((

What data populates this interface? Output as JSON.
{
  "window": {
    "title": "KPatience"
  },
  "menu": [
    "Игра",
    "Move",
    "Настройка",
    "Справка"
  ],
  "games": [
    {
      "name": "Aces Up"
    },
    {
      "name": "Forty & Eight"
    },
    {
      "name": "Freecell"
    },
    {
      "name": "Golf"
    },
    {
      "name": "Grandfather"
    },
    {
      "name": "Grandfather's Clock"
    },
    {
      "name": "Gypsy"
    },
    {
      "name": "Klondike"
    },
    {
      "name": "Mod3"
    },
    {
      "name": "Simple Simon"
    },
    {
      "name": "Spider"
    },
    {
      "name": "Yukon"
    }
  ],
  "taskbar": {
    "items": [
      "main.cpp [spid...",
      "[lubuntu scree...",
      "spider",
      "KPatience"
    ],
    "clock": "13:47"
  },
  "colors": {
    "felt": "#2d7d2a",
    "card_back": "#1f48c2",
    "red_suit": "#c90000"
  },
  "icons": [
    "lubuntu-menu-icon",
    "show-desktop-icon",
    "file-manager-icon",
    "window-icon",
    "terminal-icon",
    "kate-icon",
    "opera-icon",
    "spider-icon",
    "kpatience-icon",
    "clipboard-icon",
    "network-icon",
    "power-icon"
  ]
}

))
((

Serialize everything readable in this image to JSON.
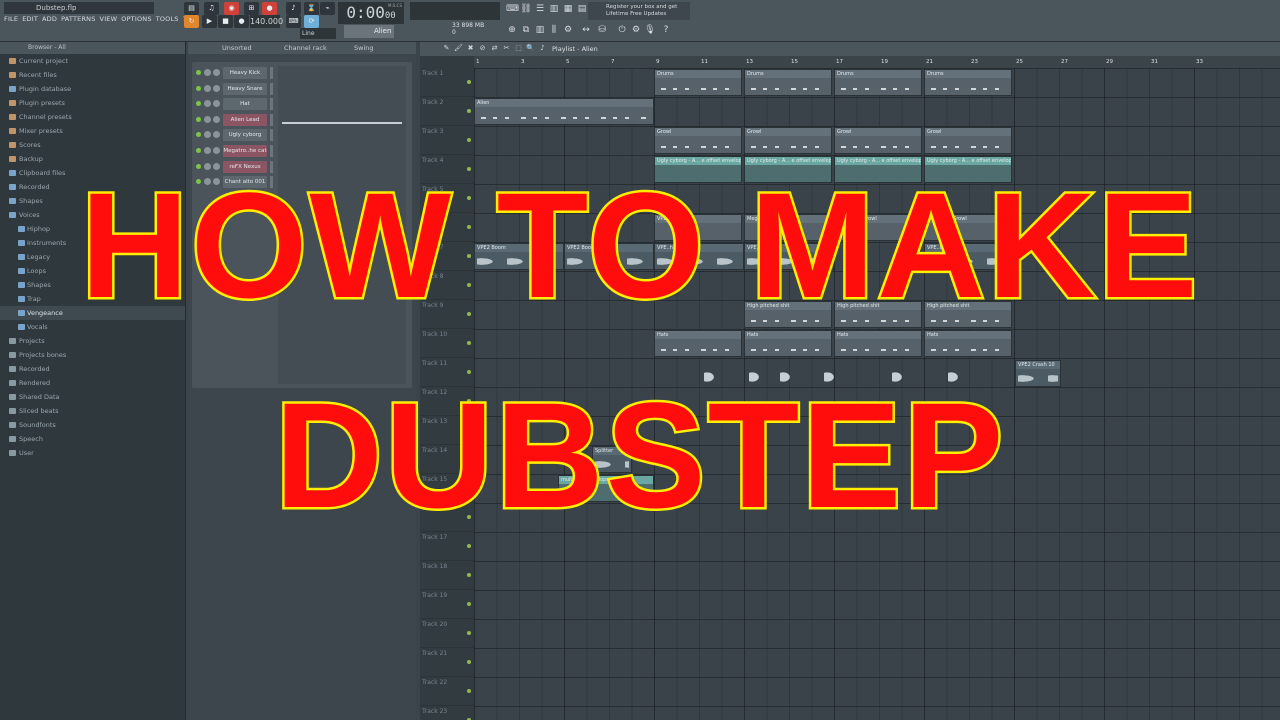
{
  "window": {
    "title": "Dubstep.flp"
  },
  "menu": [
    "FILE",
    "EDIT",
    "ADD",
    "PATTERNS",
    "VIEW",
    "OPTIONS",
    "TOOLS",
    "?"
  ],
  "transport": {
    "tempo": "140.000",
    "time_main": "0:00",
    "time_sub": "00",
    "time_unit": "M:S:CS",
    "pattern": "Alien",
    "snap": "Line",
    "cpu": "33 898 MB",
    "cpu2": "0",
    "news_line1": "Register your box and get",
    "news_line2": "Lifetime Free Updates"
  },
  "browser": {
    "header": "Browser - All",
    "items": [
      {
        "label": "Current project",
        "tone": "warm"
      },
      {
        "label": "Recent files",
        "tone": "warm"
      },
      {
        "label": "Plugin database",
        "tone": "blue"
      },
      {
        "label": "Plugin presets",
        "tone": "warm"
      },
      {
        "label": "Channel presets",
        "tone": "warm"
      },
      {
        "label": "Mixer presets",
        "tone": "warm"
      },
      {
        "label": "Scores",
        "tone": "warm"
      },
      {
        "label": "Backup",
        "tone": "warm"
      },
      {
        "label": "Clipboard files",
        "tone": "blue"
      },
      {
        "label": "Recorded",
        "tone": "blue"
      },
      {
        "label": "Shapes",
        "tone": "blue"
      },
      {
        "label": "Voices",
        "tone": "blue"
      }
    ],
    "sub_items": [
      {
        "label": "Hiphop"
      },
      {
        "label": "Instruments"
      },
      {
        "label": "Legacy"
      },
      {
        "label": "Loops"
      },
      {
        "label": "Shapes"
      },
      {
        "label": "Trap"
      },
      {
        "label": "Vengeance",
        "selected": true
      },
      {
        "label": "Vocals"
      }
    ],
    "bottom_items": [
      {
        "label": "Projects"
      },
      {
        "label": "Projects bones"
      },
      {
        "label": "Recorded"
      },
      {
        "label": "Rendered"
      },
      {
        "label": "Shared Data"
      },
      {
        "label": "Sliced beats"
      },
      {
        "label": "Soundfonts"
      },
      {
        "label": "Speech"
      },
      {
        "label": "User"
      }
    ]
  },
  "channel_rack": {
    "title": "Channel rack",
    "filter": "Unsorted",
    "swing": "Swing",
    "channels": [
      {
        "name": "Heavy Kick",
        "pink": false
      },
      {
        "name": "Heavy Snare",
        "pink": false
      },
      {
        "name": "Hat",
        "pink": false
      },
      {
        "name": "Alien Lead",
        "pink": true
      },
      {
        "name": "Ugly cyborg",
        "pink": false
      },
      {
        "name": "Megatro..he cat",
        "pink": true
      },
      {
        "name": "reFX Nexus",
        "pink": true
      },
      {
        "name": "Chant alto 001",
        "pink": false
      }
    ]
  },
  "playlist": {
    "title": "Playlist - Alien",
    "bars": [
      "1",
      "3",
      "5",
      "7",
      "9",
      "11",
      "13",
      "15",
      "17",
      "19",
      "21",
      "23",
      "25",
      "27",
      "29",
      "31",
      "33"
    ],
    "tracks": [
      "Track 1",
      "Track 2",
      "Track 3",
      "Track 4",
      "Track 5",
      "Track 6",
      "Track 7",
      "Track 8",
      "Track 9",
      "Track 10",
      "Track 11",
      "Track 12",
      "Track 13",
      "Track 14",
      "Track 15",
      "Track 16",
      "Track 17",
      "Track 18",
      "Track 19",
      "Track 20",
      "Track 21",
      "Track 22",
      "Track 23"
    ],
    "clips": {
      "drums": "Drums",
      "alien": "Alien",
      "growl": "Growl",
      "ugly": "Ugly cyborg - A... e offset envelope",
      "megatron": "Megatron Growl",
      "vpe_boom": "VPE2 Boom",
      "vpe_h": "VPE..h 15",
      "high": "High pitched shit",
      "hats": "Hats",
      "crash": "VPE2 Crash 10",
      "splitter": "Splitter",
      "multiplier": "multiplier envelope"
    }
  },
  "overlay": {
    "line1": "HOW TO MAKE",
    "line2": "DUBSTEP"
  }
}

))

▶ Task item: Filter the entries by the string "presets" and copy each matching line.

▶ Answer section:
        "label": "Plugin presets",
        "label": "Channel presets",
        "label": "Mixer presets",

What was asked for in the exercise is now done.